Explain the use of Go's data serialization and encoding formats for encoding and decoding data in Go programs for storage and exchange?
In Go programs, data serialization and encoding refer to the process of converting data structures into a format that can be stored or transmitted across different systems and platforms. Go provides several built-in data serialization and encoding formats, including JSON, XML, and Protocol Buffers, as well as libraries for other formats like YAML and MessagePack.
**encoding/json** package that provides functions for encoding and decoding JSON data.
XML (Extensible Markup Language) is another widely used format for encoding data. It uses tags to represent data elements and attributes to define properties of those elements. Go's standard library includes an
**encoding/xml** package that provides functions for encoding and decoding XML data.
Protocol Buffers is a binary serialization format developed by Google, which provides a compact and efficient way of encoding structured data. It defines a language-neutral, platform-neutral, and extensible format for serializing structured data.

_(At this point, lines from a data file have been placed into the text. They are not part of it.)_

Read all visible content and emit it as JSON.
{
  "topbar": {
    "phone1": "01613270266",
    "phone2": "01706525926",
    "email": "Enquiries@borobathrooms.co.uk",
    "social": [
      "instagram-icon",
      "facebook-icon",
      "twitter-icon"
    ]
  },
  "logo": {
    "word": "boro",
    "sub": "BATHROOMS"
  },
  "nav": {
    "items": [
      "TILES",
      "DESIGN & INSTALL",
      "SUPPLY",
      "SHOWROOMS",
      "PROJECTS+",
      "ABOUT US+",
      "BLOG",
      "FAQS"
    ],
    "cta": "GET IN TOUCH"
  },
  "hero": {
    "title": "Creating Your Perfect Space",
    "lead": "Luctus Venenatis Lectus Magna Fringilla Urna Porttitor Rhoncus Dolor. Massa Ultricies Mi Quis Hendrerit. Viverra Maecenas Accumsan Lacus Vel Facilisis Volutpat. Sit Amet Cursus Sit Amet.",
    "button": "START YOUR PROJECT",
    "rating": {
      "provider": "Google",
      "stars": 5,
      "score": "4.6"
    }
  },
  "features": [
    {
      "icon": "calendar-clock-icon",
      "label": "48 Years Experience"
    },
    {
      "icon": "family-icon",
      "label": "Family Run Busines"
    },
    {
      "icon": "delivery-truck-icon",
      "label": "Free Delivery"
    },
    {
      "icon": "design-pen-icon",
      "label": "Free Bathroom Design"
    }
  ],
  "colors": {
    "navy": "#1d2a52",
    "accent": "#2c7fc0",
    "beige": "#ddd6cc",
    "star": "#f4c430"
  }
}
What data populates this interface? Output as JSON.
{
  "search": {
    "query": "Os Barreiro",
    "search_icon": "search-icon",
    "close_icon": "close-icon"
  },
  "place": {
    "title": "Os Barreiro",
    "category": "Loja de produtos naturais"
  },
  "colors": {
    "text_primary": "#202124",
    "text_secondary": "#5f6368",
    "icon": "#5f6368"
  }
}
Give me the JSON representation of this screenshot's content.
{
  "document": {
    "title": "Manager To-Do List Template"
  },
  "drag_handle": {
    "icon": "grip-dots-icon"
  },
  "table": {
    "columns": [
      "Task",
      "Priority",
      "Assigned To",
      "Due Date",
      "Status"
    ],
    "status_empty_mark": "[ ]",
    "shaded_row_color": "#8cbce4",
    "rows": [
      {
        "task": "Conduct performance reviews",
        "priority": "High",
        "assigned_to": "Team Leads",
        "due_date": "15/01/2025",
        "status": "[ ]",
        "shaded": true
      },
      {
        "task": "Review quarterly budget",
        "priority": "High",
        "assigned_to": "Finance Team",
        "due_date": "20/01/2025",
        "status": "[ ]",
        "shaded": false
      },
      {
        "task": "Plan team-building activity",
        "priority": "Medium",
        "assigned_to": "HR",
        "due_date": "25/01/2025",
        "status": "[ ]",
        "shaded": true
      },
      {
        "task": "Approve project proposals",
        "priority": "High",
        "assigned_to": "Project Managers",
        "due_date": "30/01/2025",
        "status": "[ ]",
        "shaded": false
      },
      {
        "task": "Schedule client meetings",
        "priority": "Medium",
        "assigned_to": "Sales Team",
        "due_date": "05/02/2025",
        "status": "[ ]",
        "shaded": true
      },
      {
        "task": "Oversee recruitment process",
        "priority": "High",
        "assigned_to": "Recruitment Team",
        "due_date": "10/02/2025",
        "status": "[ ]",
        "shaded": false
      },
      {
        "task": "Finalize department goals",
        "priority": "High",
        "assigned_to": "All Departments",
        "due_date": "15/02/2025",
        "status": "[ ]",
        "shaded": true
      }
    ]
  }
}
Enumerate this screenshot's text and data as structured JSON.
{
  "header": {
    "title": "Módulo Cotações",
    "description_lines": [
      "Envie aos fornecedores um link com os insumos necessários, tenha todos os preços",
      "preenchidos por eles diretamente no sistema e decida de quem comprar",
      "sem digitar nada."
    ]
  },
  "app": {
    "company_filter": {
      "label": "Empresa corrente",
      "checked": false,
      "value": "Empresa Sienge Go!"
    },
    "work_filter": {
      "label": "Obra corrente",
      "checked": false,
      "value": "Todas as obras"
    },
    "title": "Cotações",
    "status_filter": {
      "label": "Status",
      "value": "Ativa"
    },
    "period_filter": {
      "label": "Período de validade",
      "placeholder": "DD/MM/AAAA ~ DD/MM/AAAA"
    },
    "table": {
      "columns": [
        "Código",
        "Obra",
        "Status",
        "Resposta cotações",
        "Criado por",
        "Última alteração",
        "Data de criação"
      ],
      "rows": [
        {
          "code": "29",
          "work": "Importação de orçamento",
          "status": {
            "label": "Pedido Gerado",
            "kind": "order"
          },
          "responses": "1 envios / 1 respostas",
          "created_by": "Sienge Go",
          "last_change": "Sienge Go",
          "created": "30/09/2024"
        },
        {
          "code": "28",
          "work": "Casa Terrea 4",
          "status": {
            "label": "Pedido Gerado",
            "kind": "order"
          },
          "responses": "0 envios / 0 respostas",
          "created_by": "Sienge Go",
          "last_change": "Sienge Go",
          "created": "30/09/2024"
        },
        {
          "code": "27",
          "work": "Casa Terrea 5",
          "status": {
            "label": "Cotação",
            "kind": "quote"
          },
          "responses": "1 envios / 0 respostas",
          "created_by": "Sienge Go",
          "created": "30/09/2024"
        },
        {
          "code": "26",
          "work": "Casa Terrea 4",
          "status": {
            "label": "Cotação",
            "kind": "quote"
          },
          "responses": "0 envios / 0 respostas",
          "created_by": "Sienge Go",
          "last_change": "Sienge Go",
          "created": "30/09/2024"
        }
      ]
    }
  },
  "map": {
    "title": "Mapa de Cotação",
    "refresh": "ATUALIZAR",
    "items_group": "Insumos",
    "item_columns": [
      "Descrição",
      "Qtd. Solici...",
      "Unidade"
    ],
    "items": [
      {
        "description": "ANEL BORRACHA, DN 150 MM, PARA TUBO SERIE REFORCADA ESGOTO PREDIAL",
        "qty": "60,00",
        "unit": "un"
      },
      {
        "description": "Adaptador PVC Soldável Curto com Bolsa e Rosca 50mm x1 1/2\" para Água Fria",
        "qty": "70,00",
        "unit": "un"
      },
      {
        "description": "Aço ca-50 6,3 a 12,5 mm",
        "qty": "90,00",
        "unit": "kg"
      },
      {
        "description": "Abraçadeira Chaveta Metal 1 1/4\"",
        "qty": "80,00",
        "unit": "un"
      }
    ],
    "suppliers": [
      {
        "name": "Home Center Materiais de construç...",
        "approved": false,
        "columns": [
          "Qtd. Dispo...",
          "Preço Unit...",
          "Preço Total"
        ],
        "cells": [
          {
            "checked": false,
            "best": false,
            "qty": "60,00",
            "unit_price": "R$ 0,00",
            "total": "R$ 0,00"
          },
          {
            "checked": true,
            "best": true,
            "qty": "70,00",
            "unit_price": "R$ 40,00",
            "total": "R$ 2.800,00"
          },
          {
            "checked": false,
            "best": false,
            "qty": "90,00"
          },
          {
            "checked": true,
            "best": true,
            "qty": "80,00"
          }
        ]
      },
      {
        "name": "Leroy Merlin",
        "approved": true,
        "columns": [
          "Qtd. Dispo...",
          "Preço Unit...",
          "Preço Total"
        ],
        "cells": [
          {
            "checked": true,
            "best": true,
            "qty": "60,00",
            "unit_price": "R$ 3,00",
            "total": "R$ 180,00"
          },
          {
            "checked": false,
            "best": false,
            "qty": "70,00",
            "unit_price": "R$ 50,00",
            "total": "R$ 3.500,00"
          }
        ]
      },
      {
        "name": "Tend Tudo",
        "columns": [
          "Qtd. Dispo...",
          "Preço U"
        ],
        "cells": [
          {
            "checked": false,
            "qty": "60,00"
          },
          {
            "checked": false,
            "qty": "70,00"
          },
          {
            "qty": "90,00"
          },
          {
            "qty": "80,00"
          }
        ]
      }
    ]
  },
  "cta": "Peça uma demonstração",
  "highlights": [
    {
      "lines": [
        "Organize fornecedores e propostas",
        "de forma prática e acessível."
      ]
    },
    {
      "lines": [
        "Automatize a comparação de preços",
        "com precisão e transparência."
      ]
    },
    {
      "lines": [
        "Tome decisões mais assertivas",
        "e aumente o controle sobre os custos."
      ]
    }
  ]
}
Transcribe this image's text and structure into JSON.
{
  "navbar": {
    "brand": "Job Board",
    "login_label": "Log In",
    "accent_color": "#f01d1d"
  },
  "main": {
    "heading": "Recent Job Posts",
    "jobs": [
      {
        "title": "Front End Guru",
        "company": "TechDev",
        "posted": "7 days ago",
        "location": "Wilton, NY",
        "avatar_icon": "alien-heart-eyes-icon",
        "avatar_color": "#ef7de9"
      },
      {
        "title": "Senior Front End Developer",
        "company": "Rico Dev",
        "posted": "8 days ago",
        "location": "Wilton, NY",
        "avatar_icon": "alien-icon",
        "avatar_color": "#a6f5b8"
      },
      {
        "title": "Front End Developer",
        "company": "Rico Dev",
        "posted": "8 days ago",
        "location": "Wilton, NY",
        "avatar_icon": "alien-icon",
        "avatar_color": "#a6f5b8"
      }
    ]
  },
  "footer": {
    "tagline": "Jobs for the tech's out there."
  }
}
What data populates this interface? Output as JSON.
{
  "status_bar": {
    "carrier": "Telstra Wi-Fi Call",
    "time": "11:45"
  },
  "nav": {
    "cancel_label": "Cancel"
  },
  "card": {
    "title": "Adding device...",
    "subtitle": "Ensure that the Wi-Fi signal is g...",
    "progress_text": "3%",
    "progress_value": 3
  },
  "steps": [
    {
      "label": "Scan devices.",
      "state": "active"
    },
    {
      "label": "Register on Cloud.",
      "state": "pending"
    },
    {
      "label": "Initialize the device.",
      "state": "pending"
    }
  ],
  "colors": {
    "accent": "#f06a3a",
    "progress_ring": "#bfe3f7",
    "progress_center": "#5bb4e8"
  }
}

Go provides a
**proto** package that includes functions for encoding and decoding Protocol Buffers data.
In addition to the built-in formats, Go also supports other popular data serialization and encoding formats through third-party libraries. For example, the
**gopkg.in/yaml.v2** package provides functions for encoding and decoding YAML data, and the
**github.com/vmihailenco/msgpack** package provides functions for encoding and decoding MessagePack data.
Overall, data serialization and encoding play a critical role in many Go programs, particularly those that need to store or exchange data with other systems or applications. Go's built-in and third-party libraries for data serialization and encoding make it easy to encode and decode data in a variety of formats, depending on the specific needs of the application.